## Activity:
Copy all lines below containing "title".

++++++++++++++++++++

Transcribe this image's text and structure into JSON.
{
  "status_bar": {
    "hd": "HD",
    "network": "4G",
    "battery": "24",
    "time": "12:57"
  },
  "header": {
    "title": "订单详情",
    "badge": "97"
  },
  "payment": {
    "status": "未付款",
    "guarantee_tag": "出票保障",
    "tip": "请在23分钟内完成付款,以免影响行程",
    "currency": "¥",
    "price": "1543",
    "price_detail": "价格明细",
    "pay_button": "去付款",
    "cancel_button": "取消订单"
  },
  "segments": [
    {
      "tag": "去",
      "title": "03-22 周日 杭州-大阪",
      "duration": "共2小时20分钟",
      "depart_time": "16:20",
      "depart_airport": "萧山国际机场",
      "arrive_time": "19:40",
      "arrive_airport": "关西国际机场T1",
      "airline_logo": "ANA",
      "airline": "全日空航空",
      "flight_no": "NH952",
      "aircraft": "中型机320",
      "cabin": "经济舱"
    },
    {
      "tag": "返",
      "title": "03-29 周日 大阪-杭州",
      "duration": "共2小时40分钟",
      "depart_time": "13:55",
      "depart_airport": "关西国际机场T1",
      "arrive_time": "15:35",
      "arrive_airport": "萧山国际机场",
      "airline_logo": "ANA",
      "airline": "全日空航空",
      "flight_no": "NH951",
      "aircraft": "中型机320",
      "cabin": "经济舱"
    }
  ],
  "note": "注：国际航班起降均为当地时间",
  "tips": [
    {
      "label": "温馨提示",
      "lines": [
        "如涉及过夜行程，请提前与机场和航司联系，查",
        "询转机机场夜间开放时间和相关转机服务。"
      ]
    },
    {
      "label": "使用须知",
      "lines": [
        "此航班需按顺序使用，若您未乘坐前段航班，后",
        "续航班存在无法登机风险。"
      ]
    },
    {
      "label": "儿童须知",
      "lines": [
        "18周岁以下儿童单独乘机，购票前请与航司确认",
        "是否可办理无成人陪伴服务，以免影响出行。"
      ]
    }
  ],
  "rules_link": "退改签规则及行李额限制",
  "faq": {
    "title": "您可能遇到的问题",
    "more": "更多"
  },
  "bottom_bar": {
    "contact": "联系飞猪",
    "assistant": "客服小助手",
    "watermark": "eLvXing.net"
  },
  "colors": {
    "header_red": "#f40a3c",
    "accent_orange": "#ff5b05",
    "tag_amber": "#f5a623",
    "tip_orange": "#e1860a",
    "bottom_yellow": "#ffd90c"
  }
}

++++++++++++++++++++

## Written reply:
    "title": "订单详情",
      "title": "03-22 周日 杭州-大阪",
      "title": "03-29 周日 大阪-杭州",
    "title": "您可能遇到的问题",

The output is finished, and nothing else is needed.